Consider the experiences of people in their 20s and 30s today compared with those of someone in their 40s or older (who are far more likely to be managing enrollment, marketing, and academics at a typical institution). They purchase everything from their next meal to new shoes from their sofa and have it delivered with no waiting. They are greeted by name when they pick up their coffee or prescriptions. Their product returns are handled without argument or discussion. All of these “inputs” have resulted in critical shifts in expectations, many of which we will assess from the institutional side in this report.
Where does this find us?
Whether the graduate education space is static, contracting, or continuing to grow, these new realities mean that those programs that are most adept at matching student expectations, demands, and preferences will be the programs that will grow while those that do not are the most likely to struggle among this demanding population.
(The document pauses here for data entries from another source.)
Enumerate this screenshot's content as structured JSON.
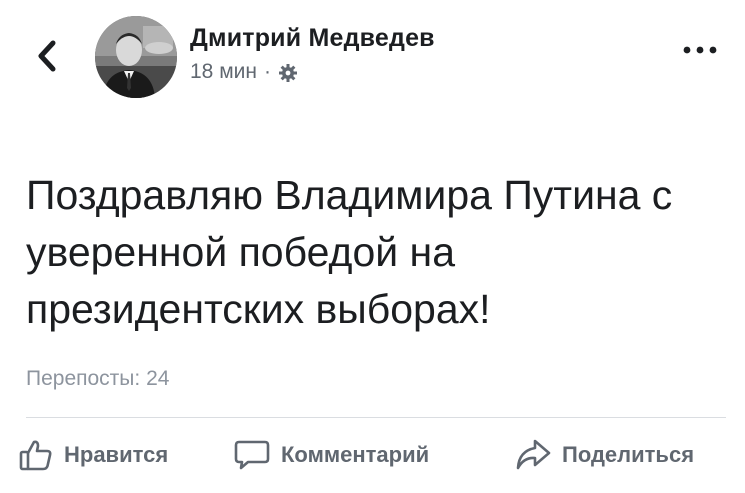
{
  "post": {
    "author": "Дмитрий Медведев",
    "time": "18 мин",
    "separator": "·",
    "audience_icon": "gear-icon",
    "text": "Поздравляю Владимира Путина с уверенной победой на президентских выборах!",
    "reposts": "Перепосты: 24"
  },
  "actions": {
    "like_label": "Нравится",
    "comment_label": "Комментарий",
    "share_label": "Поделиться"
  },
  "icons": {
    "back": "chevron-left-icon",
    "more": "more-dots-icon",
    "like": "thumbs-up-icon",
    "comment": "comment-bubble-icon",
    "share": "share-arrow-icon"
  },
  "colors": {
    "text": "#1c1e21",
    "secondary": "#606770",
    "muted": "#8d949e",
    "divider": "#dadde1"
  }
}
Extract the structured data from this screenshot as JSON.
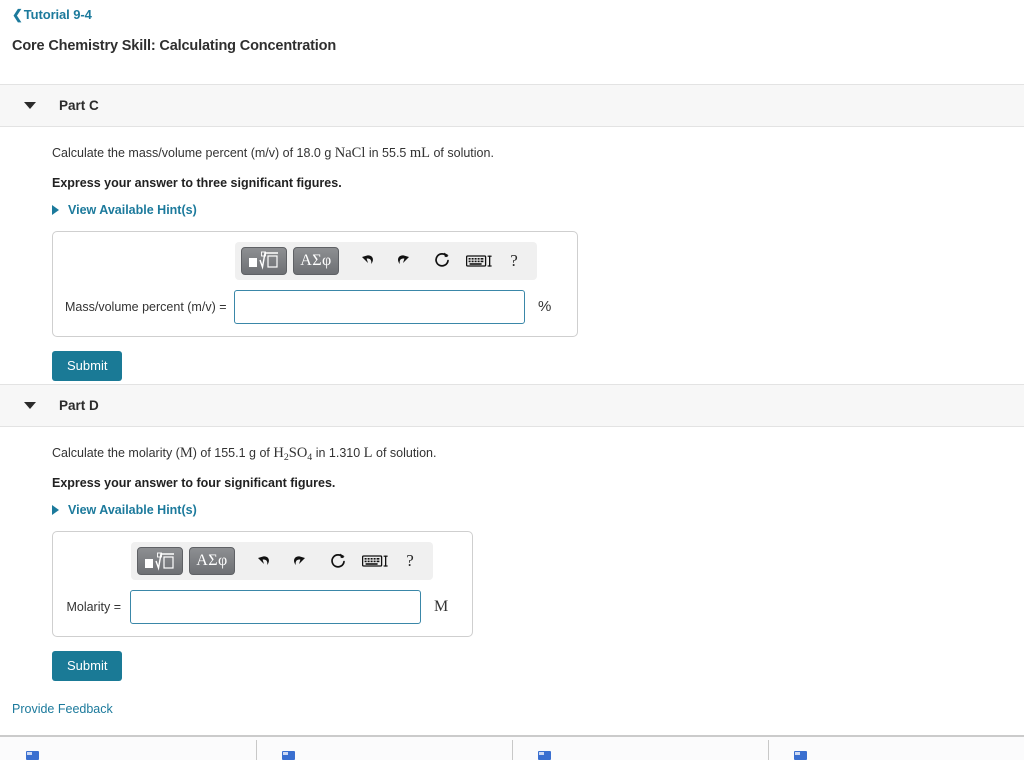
{
  "breadcrumb": {
    "back_icon": "chevron-left-icon",
    "label": "Tutorial 9-4"
  },
  "page_title": "Core Chemistry Skill: Calculating Concentration",
  "colors": {
    "link": "#1c7a9c",
    "submit_bg": "#1a7a96",
    "input_border": "#3a87a8",
    "part_header_bg": "#f7f7f7"
  },
  "toolbar": {
    "template_button_label": "template-math-icon",
    "greek_button_label": "ΑΣφ",
    "undo_icon": "undo-arrow-icon",
    "redo_icon": "redo-arrow-icon",
    "reset_icon": "reset-circular-arrow-icon",
    "keyboard_icon": "keyboard-icon",
    "help_label": "?"
  },
  "parts": [
    {
      "id": "part-c",
      "label": "Part C",
      "toggle_icon": "triangle-down-icon",
      "question_pre": "Calculate the mass/volume percent (m/v) of 18.0 g ",
      "question_formula": "NaCl",
      "question_mid": " in 55.5 ",
      "question_unit": "mL",
      "question_post": " of solution.",
      "instruction": "Express your answer to three significant figures.",
      "hints_label": "View Available Hint(s)",
      "input_label": "Mass/volume percent (m/v) =",
      "input_value": "",
      "input_placeholder": "",
      "unit": "%",
      "submit_label": "Submit"
    },
    {
      "id": "part-d",
      "label": "Part D",
      "toggle_icon": "triangle-down-icon",
      "question_pre": "Calculate the molarity (",
      "question_symbol": "M",
      "question_pre2": ") of 155.1 g of ",
      "question_formula_h": "H",
      "question_formula_h_sub": "2",
      "question_formula_so": "SO",
      "question_formula_so_sub": "4",
      "question_mid": " in 1.310 ",
      "question_unit": "L",
      "question_post": " of solution.",
      "instruction": "Express your answer to four significant figures.",
      "hints_label": "View Available Hint(s)",
      "input_label": "Molarity =",
      "input_value": "",
      "input_placeholder": "",
      "unit": "M",
      "submit_label": "Submit"
    }
  ],
  "feedback_label": "Provide Feedback",
  "footer": {
    "items": [
      {
        "icon": "app-icon"
      },
      {
        "icon": "app-icon"
      },
      {
        "icon": "app-icon"
      },
      {
        "icon": "app-icon"
      }
    ]
  }
}
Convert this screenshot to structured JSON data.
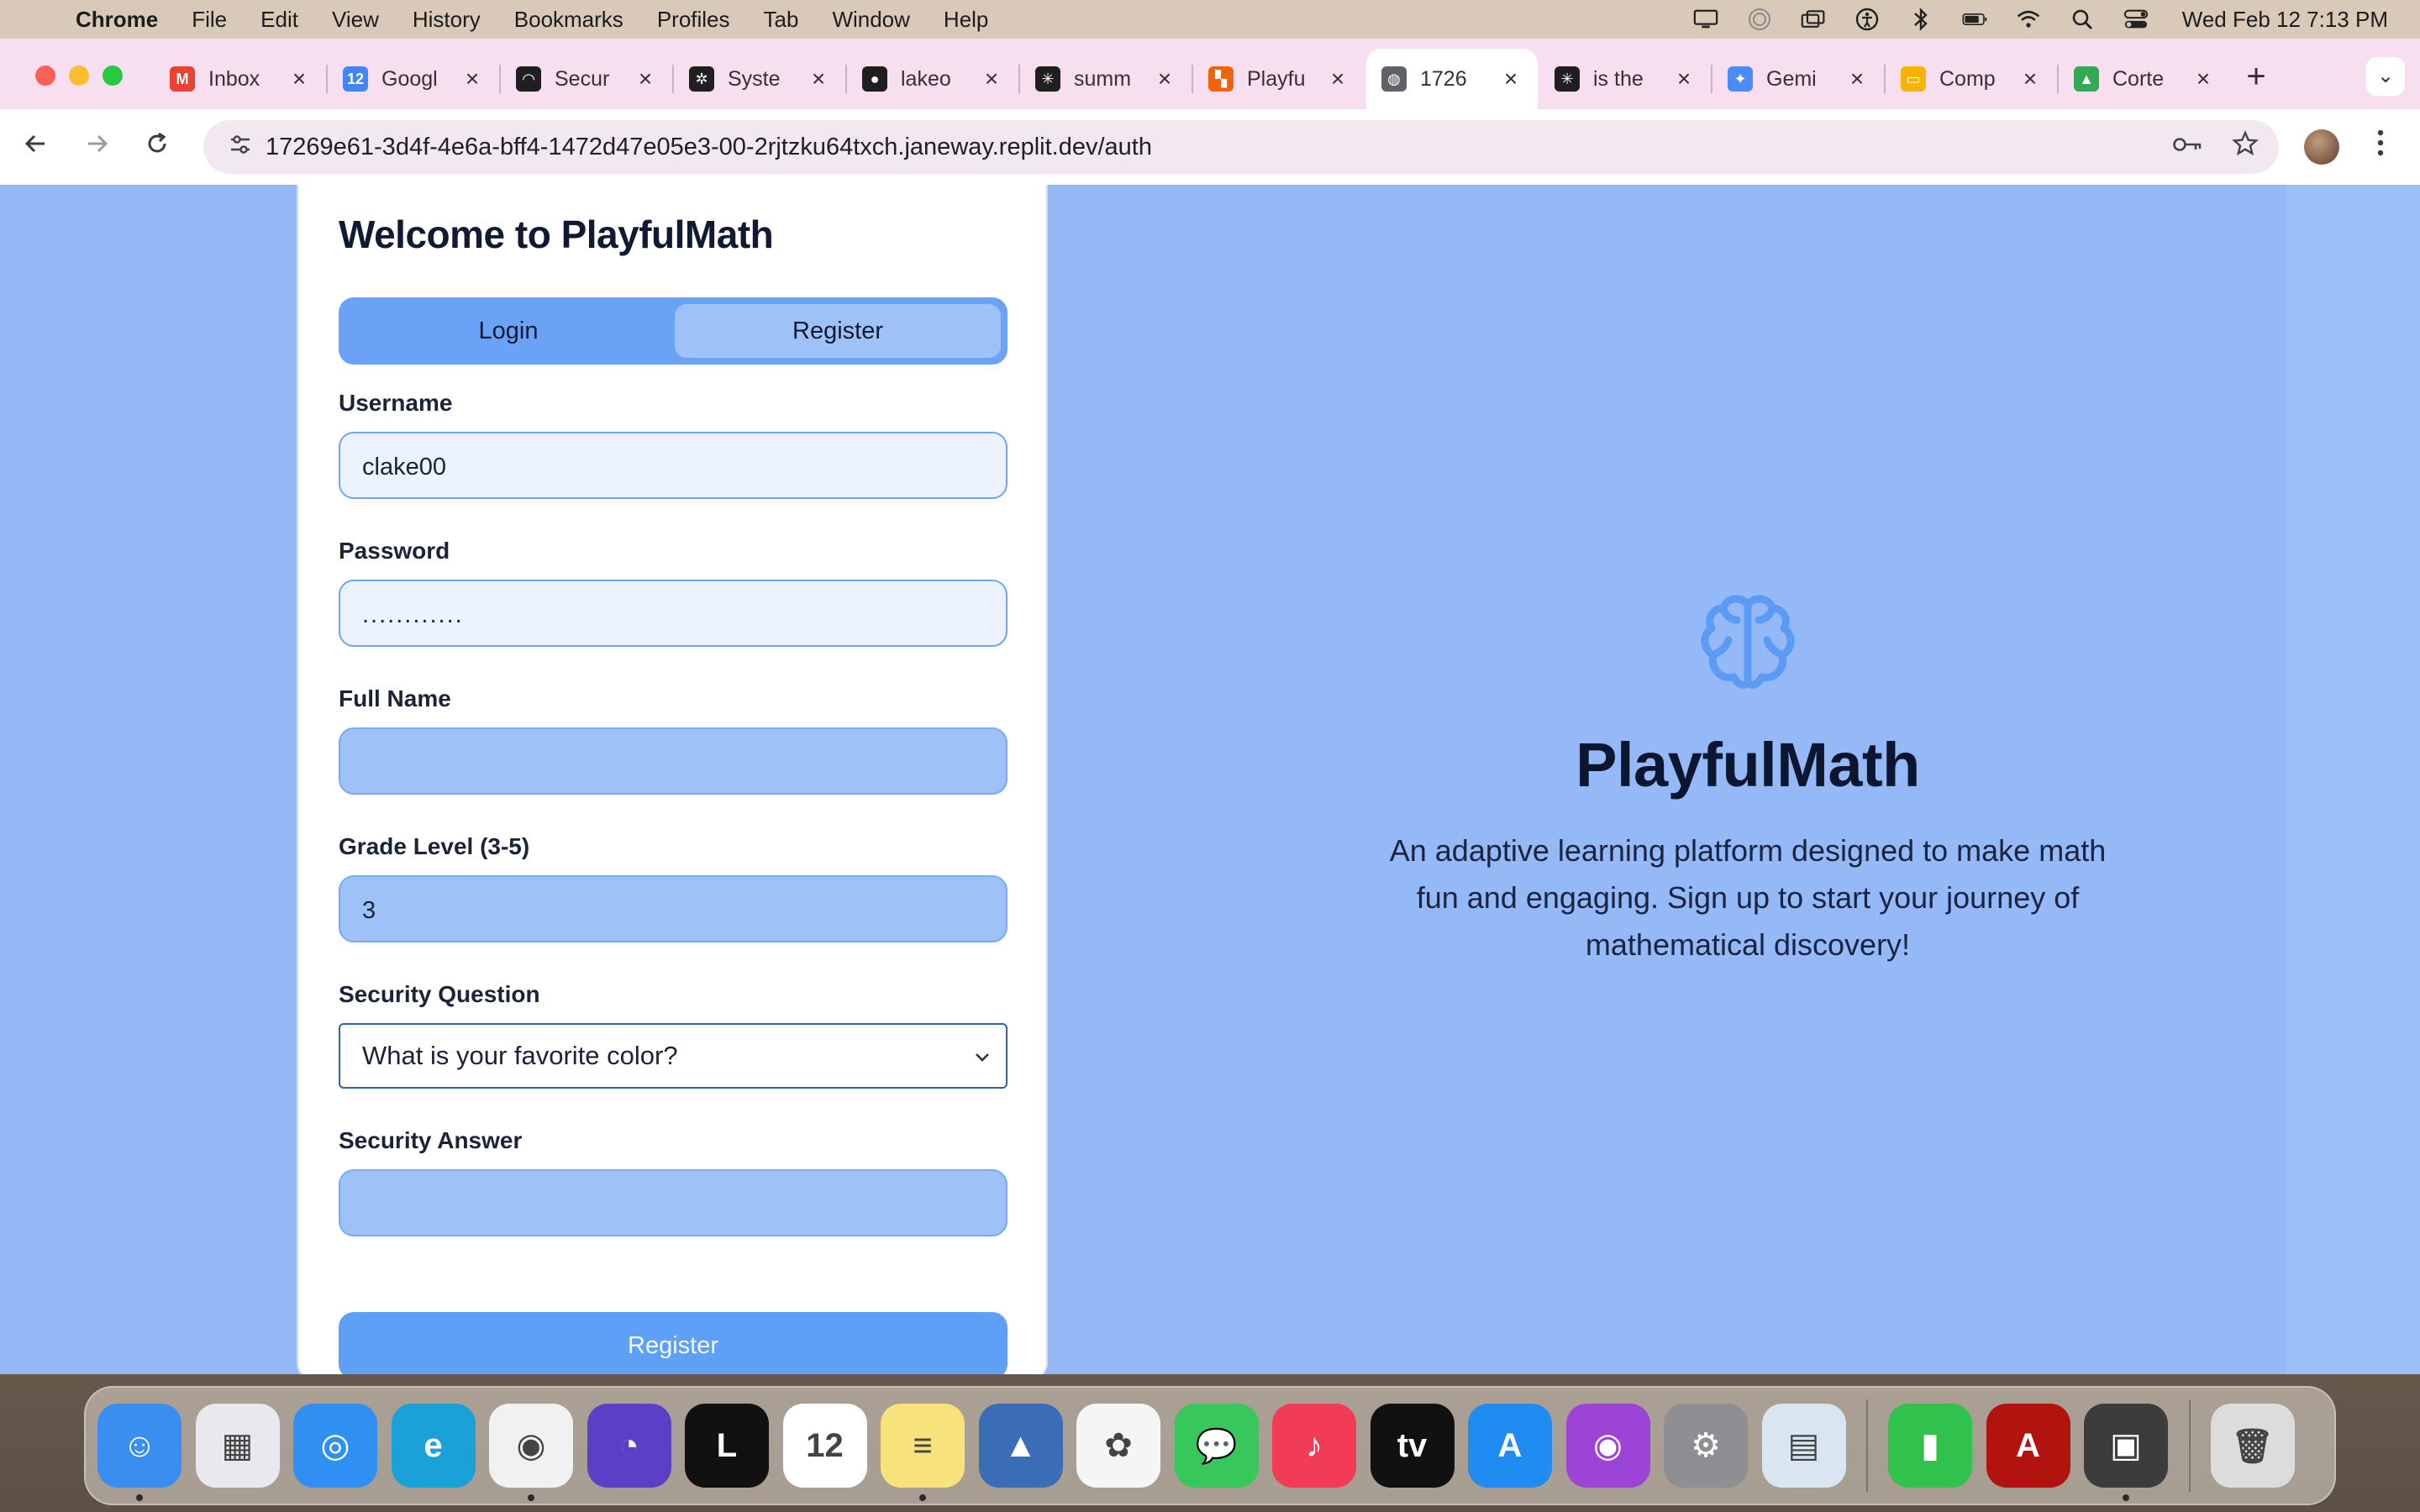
{
  "menubar": {
    "app_name": "Chrome",
    "items": [
      "File",
      "Edit",
      "View",
      "History",
      "Bookmarks",
      "Profiles",
      "Tab",
      "Window",
      "Help"
    ],
    "clock": "Wed Feb 12  7:13 PM",
    "status_icons": [
      "display-icon",
      "airdrop-icon",
      "screen-mirroring-icon",
      "accessibility-icon",
      "bluetooth-icon",
      "battery-icon",
      "wifi-icon",
      "spotlight-search-icon",
      "control-center-icon"
    ]
  },
  "browser": {
    "tabs": [
      {
        "title": "Inbox",
        "favicon": "gmail-icon",
        "color": "#ea4335",
        "glyph": "M"
      },
      {
        "title": "Googl",
        "favicon": "google-calendar-icon",
        "color": "#4285f4",
        "glyph": "12"
      },
      {
        "title": "Secur",
        "favicon": "secure-site-icon",
        "color": "#1f1f1f",
        "glyph": "◠"
      },
      {
        "title": "Syste",
        "favicon": "openai-icon",
        "color": "#1f1f1f",
        "glyph": "✲"
      },
      {
        "title": "lakeo",
        "favicon": "github-icon",
        "color": "#1f1f1f",
        "glyph": "●"
      },
      {
        "title": "summ",
        "favicon": "perplexity-icon",
        "color": "#1f1f1f",
        "glyph": "✳"
      },
      {
        "title": "Playfu",
        "favicon": "replit-icon",
        "color": "#f26207",
        "glyph": "▚"
      },
      {
        "title": "1726",
        "favicon": "globe-icon",
        "color": "#5f6368",
        "glyph": "◍",
        "active": true
      },
      {
        "title": "is the",
        "favicon": "perplexity-icon",
        "color": "#1f1f1f",
        "glyph": "✳"
      },
      {
        "title": "Gemi",
        "favicon": "gemini-icon",
        "color": "#4b8bf5",
        "glyph": "✦"
      },
      {
        "title": "Comp",
        "favicon": "google-slides-icon",
        "color": "#f4b400",
        "glyph": "▭"
      },
      {
        "title": "Corte",
        "favicon": "google-drive-icon",
        "color": "#34a853",
        "glyph": "▲"
      }
    ],
    "new_tab": "+",
    "tab_list": "⌄",
    "url": "17269e61-3d4f-4e6a-bff4-1472d47e05e3-00-2rjtzku64txch.janeway.replit.dev/auth"
  },
  "auth": {
    "title": "Welcome to PlayfulMath",
    "tab_login": "Login",
    "tab_register": "Register",
    "username_label": "Username",
    "username_value": "clake00",
    "password_label": "Password",
    "password_value": "............",
    "fullname_label": "Full Name",
    "fullname_value": "",
    "grade_label": "Grade Level (3-5)",
    "grade_value": "3",
    "security_question_label": "Security Question",
    "security_question_value": "What is your favorite color?",
    "security_answer_label": "Security Answer",
    "security_answer_value": "",
    "submit_label": "Register"
  },
  "hero": {
    "icon": "brain-icon",
    "title": "PlayfulMath",
    "description": "An adaptive learning platform designed to make math fun and engaging. Sign up to start your journey of mathematical discovery!"
  },
  "dock": {
    "apps": [
      {
        "name": "finder-icon",
        "color": "#3a8ef0",
        "glyph": "☺",
        "running": true
      },
      {
        "name": "launchpad-icon",
        "color": "#e8e8ee",
        "glyph": "▦"
      },
      {
        "name": "safari-icon",
        "color": "#2f8ff2",
        "glyph": "◎"
      },
      {
        "name": "edge-icon",
        "color": "#1aa2d8",
        "glyph": "e"
      },
      {
        "name": "chrome-icon",
        "color": "#f1f1f1",
        "glyph": "◉",
        "running": true
      },
      {
        "name": "firefox-icon",
        "color": "#5b3fc4",
        "glyph": "◔"
      },
      {
        "name": "lasso-icon",
        "color": "#111111",
        "glyph": "L"
      },
      {
        "name": "calendar-icon",
        "color": "#ffffff",
        "glyph": "12"
      },
      {
        "name": "notes-icon",
        "color": "#f7e27c",
        "glyph": "≡",
        "running": true
      },
      {
        "name": "linear-icon",
        "color": "#3a6db5",
        "glyph": "▲"
      },
      {
        "name": "photos-icon",
        "color": "#f5f5f5",
        "glyph": "✿"
      },
      {
        "name": "messages-icon",
        "color": "#37c75a",
        "glyph": "💬"
      },
      {
        "name": "music-icon",
        "color": "#f23c55",
        "glyph": "♪"
      },
      {
        "name": "apple-tv-icon",
        "color": "#111111",
        "glyph": "tv"
      },
      {
        "name": "app-store-icon",
        "color": "#1e8cf0",
        "glyph": "A"
      },
      {
        "name": "podcasts-icon",
        "color": "#9b44d6",
        "glyph": "◉"
      },
      {
        "name": "system-settings-icon",
        "color": "#8e8e93",
        "glyph": "⚙"
      },
      {
        "name": "preview-icon",
        "color": "#d9e6f2",
        "glyph": "▤"
      },
      {
        "name": "numbers-icon",
        "color": "#30c24c",
        "glyph": "▮",
        "divider_before": true
      },
      {
        "name": "acrobat-icon",
        "color": "#b3130f",
        "glyph": "A"
      },
      {
        "name": "photo-booth-icon",
        "color": "#3c3c3c",
        "glyph": "▣",
        "running": true
      },
      {
        "name": "trash-icon",
        "color": "#dcdcdc",
        "glyph": "🗑",
        "divider_before": true
      }
    ]
  }
}
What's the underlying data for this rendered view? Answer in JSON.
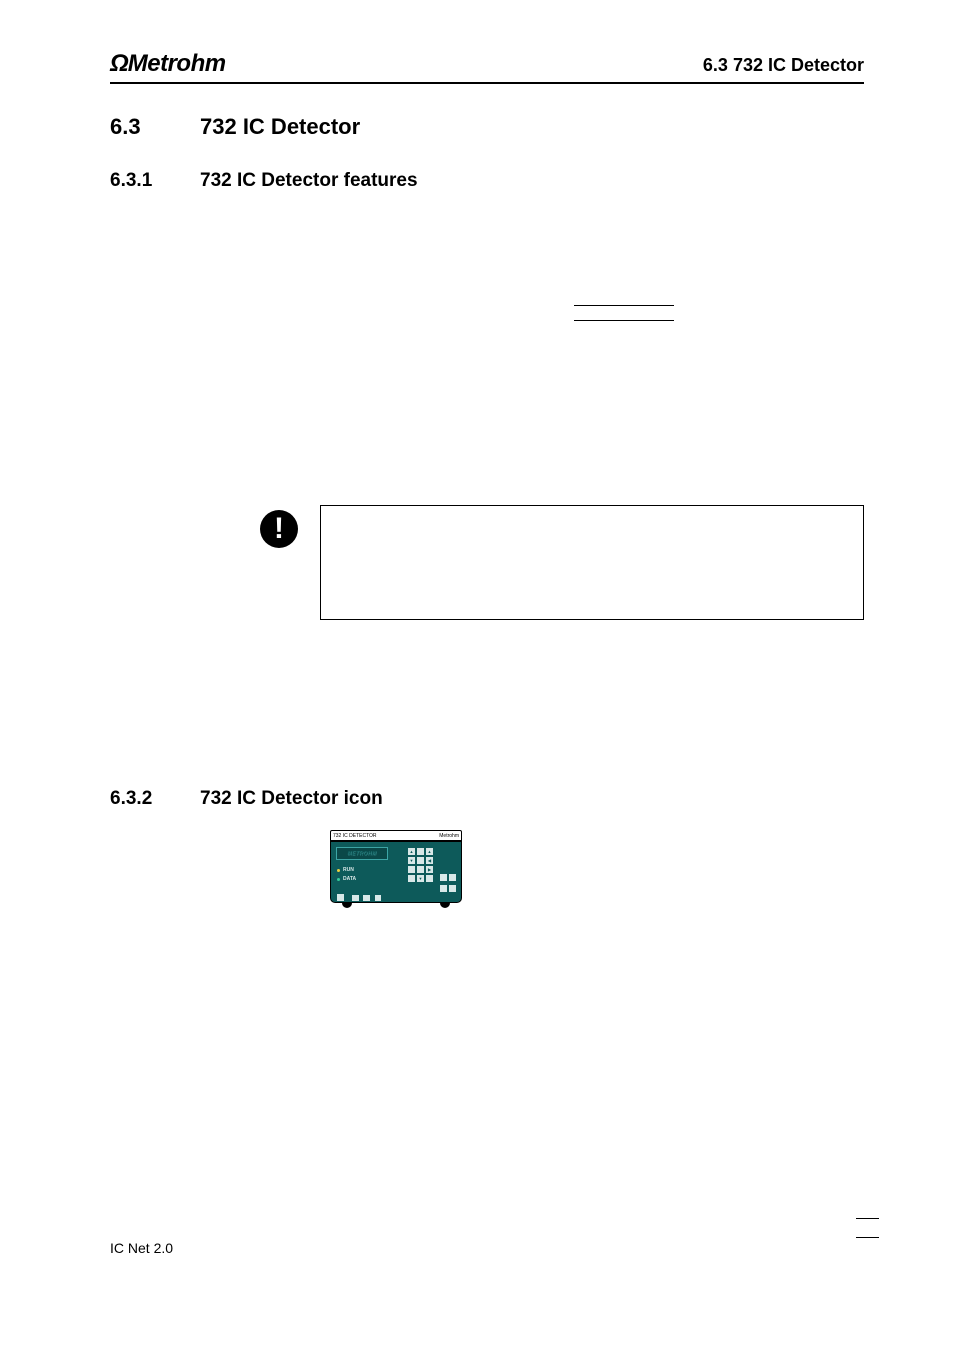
{
  "logo": {
    "brand": "Metrohm",
    "omega": "Ω"
  },
  "header": {
    "right": "6.3  732 IC Detector"
  },
  "section": {
    "number": "6.3",
    "title": "732 IC Detector"
  },
  "subsection1": {
    "number": "6.3.1",
    "title": "732 IC Detector features"
  },
  "subsection2": {
    "number": "6.3.2",
    "title": "732 IC Detector icon"
  },
  "detector": {
    "left_label": "732  IC  DETECTOR",
    "right_label": "Metrohm",
    "run": "RUN",
    "data": "DATA",
    "brand_screen": "METROHM"
  },
  "footer": {
    "label": "IC Net 2.0"
  }
}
Throughout this report, our analysis of what graduate marketers and recruiters are doing will be grounded in the data we gathered earlier this year among more than 1,500 graduate students.
RNL experts who work with hundreds of schools and programs each year provide comment throughout this report on how current practices align with student preferences and what institutions may need to do to either capitalize on current strengths of make changes in order to grow enrollment. We can conduct an eye-opening Opportunity Analysis. Available virtually or in person, we will share market data and trends, and offer a set of recommendations to tune-up your processes. Reach out and we’ll set up a time to talk and see if an Opportunity Analysis will illustrate a path to successful enrollments.